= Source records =
- - -
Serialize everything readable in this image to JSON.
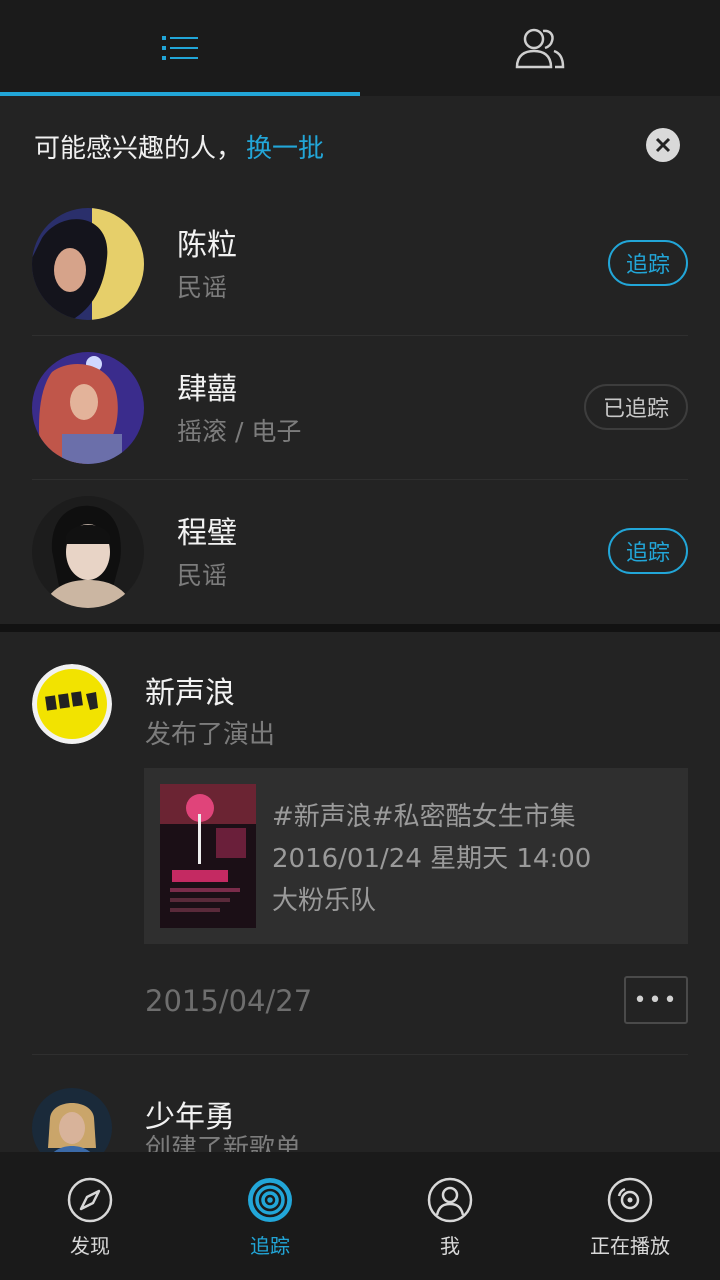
{
  "top_tabs": [
    {
      "icon": "list-icon",
      "active": true
    },
    {
      "icon": "people-icon",
      "active": false
    }
  ],
  "suggest": {
    "title": "可能感兴趣的人，",
    "refresh": "换一批",
    "people": [
      {
        "name": "陈粒",
        "genre": "民谣",
        "follow": "追踪",
        "followed": false
      },
      {
        "name": "肆囍",
        "genre": "摇滚 / 电子",
        "follow": "已追踪",
        "followed": true
      },
      {
        "name": "程璧",
        "genre": "民谣",
        "follow": "追踪",
        "followed": false
      }
    ]
  },
  "feed": [
    {
      "name": "新声浪",
      "action": "发布了演出",
      "event": {
        "title": " #新声浪#私密酷女生市集",
        "datetime": "2016/01/24 星期天 14:00",
        "artist": "大粉乐队"
      },
      "date": "2015/04/27",
      "more": "•••"
    },
    {
      "name": "少年勇",
      "action": "创建了新歌单"
    }
  ],
  "nav": [
    {
      "label": "发现",
      "icon": "compass-icon"
    },
    {
      "label": "追踪",
      "icon": "target-icon"
    },
    {
      "label": "我",
      "icon": "user-icon"
    },
    {
      "label": "正在播放",
      "icon": "disc-icon"
    }
  ],
  "colors": {
    "accent": "#22a6d8",
    "background": "#232323"
  }
}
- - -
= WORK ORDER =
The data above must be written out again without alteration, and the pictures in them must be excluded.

= RESULT OF THE EXERCISE =
Serialize everything readable in this image to JSON.
{
  "top_tabs": [
    {
      "icon": "list-icon",
      "active": true
    },
    {
      "icon": "people-icon",
      "active": false
    }
  ],
  "suggest": {
    "title": "可能感兴趣的人，",
    "refresh": "换一批",
    "people": [
      {
        "name": "陈粒",
        "genre": "民谣",
        "follow": "追踪",
        "followed": false
      },
      {
        "name": "肆囍",
        "genre": "摇滚 / 电子",
        "follow": "已追踪",
        "followed": true
      },
      {
        "name": "程璧",
        "genre": "民谣",
        "follow": "追踪",
        "followed": false
      }
    ]
  },
  "feed": [
    {
      "name": "新声浪",
      "action": "发布了演出",
      "event": {
        "title": " #新声浪#私密酷女生市集",
        "datetime": "2016/01/24 星期天 14:00",
        "artist": "大粉乐队"
      },
      "date": "2015/04/27",
      "more": "•••"
    },
    {
      "name": "少年勇",
      "action": "创建了新歌单"
    }
  ],
  "nav": [
    {
      "label": "发现",
      "icon": "compass-icon"
    },
    {
      "label": "追踪",
      "icon": "target-icon"
    },
    {
      "label": "我",
      "icon": "user-icon"
    },
    {
      "label": "正在播放",
      "icon": "disc-icon"
    }
  ],
  "colors": {
    "accent": "#22a6d8",
    "background": "#232323"
  }
}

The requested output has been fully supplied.